YOUR ASSIGNMENT: All of the records must be repeated exactly.

DATASET EXCERPTS:
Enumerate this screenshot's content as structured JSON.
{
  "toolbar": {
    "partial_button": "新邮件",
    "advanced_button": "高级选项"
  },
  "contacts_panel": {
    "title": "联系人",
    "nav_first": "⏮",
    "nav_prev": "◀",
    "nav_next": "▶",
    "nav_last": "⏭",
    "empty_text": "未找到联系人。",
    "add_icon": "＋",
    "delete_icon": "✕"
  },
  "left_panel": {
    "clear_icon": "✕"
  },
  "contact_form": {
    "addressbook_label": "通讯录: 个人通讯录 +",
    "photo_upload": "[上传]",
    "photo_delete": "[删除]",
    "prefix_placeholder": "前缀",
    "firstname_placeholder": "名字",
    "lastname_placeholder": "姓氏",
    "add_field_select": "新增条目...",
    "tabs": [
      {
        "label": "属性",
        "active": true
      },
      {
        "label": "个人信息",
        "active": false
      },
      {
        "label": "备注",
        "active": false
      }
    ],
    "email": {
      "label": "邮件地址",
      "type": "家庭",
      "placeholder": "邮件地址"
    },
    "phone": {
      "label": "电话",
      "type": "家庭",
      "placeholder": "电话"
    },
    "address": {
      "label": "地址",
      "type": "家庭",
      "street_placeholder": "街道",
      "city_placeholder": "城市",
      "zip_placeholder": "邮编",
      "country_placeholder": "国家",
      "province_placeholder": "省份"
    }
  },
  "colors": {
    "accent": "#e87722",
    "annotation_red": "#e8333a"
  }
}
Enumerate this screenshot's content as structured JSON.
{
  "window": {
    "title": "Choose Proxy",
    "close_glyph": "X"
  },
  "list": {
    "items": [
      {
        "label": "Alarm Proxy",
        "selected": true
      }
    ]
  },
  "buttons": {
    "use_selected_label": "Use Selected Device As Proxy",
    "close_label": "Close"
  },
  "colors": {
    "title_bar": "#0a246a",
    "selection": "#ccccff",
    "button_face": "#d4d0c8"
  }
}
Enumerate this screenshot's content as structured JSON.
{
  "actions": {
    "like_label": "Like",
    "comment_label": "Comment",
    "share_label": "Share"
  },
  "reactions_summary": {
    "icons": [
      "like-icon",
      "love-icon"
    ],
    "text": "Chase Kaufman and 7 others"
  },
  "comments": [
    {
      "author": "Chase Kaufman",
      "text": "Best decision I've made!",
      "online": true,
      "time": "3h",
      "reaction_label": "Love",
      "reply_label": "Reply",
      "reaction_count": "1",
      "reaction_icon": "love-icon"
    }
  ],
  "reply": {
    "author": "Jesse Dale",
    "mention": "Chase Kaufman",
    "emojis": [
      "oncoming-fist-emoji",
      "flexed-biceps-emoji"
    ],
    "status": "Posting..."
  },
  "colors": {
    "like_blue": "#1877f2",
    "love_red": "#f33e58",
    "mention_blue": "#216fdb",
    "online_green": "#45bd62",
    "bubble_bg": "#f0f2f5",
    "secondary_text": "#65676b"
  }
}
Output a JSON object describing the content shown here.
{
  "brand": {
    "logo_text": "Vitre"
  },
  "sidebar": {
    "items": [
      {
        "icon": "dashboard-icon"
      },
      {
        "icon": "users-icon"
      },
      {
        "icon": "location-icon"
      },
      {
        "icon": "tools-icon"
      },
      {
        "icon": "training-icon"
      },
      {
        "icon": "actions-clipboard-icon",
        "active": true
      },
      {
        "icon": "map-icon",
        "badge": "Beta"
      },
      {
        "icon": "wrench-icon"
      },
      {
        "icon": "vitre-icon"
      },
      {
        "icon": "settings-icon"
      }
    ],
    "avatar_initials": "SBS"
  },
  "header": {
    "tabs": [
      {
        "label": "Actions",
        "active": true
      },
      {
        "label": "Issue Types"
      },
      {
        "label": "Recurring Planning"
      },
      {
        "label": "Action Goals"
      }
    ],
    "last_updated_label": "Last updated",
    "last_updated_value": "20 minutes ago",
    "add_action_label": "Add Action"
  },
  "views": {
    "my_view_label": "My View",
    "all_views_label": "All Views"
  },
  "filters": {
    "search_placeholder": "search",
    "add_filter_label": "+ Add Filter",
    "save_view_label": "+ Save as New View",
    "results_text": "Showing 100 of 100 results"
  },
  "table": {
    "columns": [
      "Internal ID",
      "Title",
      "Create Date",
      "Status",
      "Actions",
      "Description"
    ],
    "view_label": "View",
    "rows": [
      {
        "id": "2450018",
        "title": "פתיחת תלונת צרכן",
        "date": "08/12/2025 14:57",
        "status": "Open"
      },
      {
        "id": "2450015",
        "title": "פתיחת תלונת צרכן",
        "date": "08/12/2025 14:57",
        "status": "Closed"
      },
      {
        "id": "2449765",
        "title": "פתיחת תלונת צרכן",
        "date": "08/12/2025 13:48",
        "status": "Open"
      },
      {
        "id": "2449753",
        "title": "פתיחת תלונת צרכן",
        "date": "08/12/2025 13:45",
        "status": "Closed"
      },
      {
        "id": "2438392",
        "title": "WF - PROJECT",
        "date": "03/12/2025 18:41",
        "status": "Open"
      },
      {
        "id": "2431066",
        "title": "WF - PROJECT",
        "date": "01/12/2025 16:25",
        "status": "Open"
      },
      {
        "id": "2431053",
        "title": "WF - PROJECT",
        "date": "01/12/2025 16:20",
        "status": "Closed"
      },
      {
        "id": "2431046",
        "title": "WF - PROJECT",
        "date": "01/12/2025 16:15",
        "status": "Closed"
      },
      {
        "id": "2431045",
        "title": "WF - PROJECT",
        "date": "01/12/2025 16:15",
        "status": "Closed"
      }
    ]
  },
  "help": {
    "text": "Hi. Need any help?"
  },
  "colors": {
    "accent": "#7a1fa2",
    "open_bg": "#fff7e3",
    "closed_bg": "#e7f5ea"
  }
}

RESULT FOR THIS EXERCISE:
Enumerate this screenshot's content as structured JSON.
{
  "toolbar": {
    "partial_button": "新邮件",
    "advanced_button": "高级选项"
  },
  "contacts_panel": {
    "title": "联系人",
    "nav_first": "⏮",
    "nav_prev": "◀",
    "nav_next": "▶",
    "nav_last": "⏭",
    "empty_text": "未找到联系人。",
    "add_icon": "＋",
    "delete_icon": "✕"
  },
  "left_panel": {
    "clear_icon": "✕"
  },
  "contact_form": {
    "addressbook_label": "通讯录: 个人通讯录 +",
    "photo_upload": "[上传]",
    "photo_delete": "[删除]",
    "prefix_placeholder": "前缀",
    "firstname_placeholder": "名字",
    "lastname_placeholder": "姓氏",
    "add_field_select": "新增条目...",
    "tabs": [
      {
        "label": "属性",
        "active": true
      },
      {
        "label": "个人信息",
        "active": false
      },
      {
        "label": "备注",
        "active": false
      }
    ],
    "email": {
      "label": "邮件地址",
      "type": "家庭",
      "placeholder": "邮件地址"
    },
    "phone": {
      "label": "电话",
      "type": "家庭",
      "placeholder": "电话"
    },
    "address": {
      "label": "地址",
      "type": "家庭",
      "street_placeholder": "街道",
      "city_placeholder": "城市",
      "zip_placeholder": "邮编",
      "country_placeholder": "国家",
      "province_placeholder": "省份"
    }
  },
  "colors": {
    "accent": "#e87722",
    "annotation_red": "#e8333a"
  }
}
Enumerate this screenshot's content as structured JSON.
{
  "window": {
    "title": "Choose Proxy",
    "close_glyph": "X"
  },
  "list": {
    "items": [
      {
        "label": "Alarm Proxy",
        "selected": true
      }
    ]
  },
  "buttons": {
    "use_selected_label": "Use Selected Device As Proxy",
    "close_label": "Close"
  },
  "colors": {
    "title_bar": "#0a246a",
    "selection": "#ccccff",
    "button_face": "#d4d0c8"
  }
}
Enumerate this screenshot's content as structured JSON.
{
  "actions": {
    "like_label": "Like",
    "comment_label": "Comment",
    "share_label": "Share"
  },
  "reactions_summary": {
    "icons": [
      "like-icon",
      "love-icon"
    ],
    "text": "Chase Kaufman and 7 others"
  },
  "comments": [
    {
      "author": "Chase Kaufman",
      "text": "Best decision I've made!",
      "online": true,
      "time": "3h",
      "reaction_label": "Love",
      "reply_label": "Reply",
      "reaction_count": "1",
      "reaction_icon": "love-icon"
    }
  ],
  "reply": {
    "author": "Jesse Dale",
    "mention": "Chase Kaufman",
    "emojis": [
      "oncoming-fist-emoji",
      "flexed-biceps-emoji"
    ],
    "status": "Posting..."
  },
  "colors": {
    "like_blue": "#1877f2",
    "love_red": "#f33e58",
    "mention_blue": "#216fdb",
    "online_green": "#45bd62",
    "bubble_bg": "#f0f2f5",
    "secondary_text": "#65676b"
  }
}
Output a JSON object describing the content shown here.
{
  "brand": {
    "logo_text": "Vitre"
  },
  "sidebar": {
    "items": [
      {
        "icon": "dashboard-icon"
      },
      {
        "icon": "users-icon"
      },
      {
        "icon": "location-icon"
      },
      {
        "icon": "tools-icon"
      },
      {
        "icon": "training-icon"
      },
      {
        "icon": "actions-clipboard-icon",
        "active": true
      },
      {
        "icon": "map-icon",
        "badge": "Beta"
      },
      {
        "icon": "wrench-icon"
      },
      {
        "icon": "vitre-icon"
      },
      {
        "icon": "settings-icon"
      }
    ],
    "avatar_initials": "SBS"
  },
  "header": {
    "tabs": [
      {
        "label": "Actions",
        "active": true
      },
      {
        "label": "Issue Types"
      },
      {
        "label": "Recurring Planning"
      },
      {
        "label": "Action Goals"
      }
    ],
    "last_updated_label": "Last updated",
    "last_updated_value": "20 minutes ago",
    "add_action_label": "Add Action"
  },
  "views": {
    "my_view_label": "My View",
    "all_views_label": "All Views"
  },
  "filters": {
    "search_placeholder": "search",
    "add_filter_label": "+ Add Filter",
    "save_view_label": "+ Save as New View",
    "results_text": "Showing 100 of 100 results"
  },
  "table": {
    "columns": [
      "Internal ID",
      "Title",
      "Create Date",
      "Status",
      "Actions",
      "Description"
    ],
    "view_label": "View",
    "rows": [
      {
        "id": "2450018",
        "title": "פתיחת תלונת צרכן",
        "date": "08/12/2025 14:57",
        "status": "Open"
      },
      {
        "id": "2450015",
        "title": "פתיחת תלונת צרכן",
        "date": "08/12/2025 14:57",
        "status": "Closed"
      },
      {
        "id": "2449765",
        "title": "פתיחת תלונת צרכן",
        "date": "08/12/2025 13:48",
        "status": "Open"
      },
      {
        "id": "2449753",
        "title": "פתיחת תלונת צרכן",
        "date": "08/12/2025 13:45",
        "status": "Closed"
      },
      {
        "id": "2438392",
        "title": "WF - PROJECT",
        "date": "03/12/2025 18:41",
        "status": "Open"
      },
      {
        "id": "2431066",
        "title": "WF - PROJECT",
        "date": "01/12/2025 16:25",
        "status": "Open"
      },
      {
        "id": "2431053",
        "title": "WF - PROJECT",
        "date": "01/12/2025 16:20",
        "status": "Closed"
      },
      {
        "id": "2431046",
        "title": "WF - PROJECT",
        "date": "01/12/2025 16:15",
        "status": "Closed"
      },
      {
        "id": "2431045",
        "title": "WF - PROJECT",
        "date": "01/12/2025 16:15",
        "status": "Closed"
      }
    ]
  },
  "help": {
    "text": "Hi. Need any help?"
  },
  "colors": {
    "accent": "#7a1fa2",
    "open_bg": "#fff7e3",
    "closed_bg": "#e7f5ea"
  }
}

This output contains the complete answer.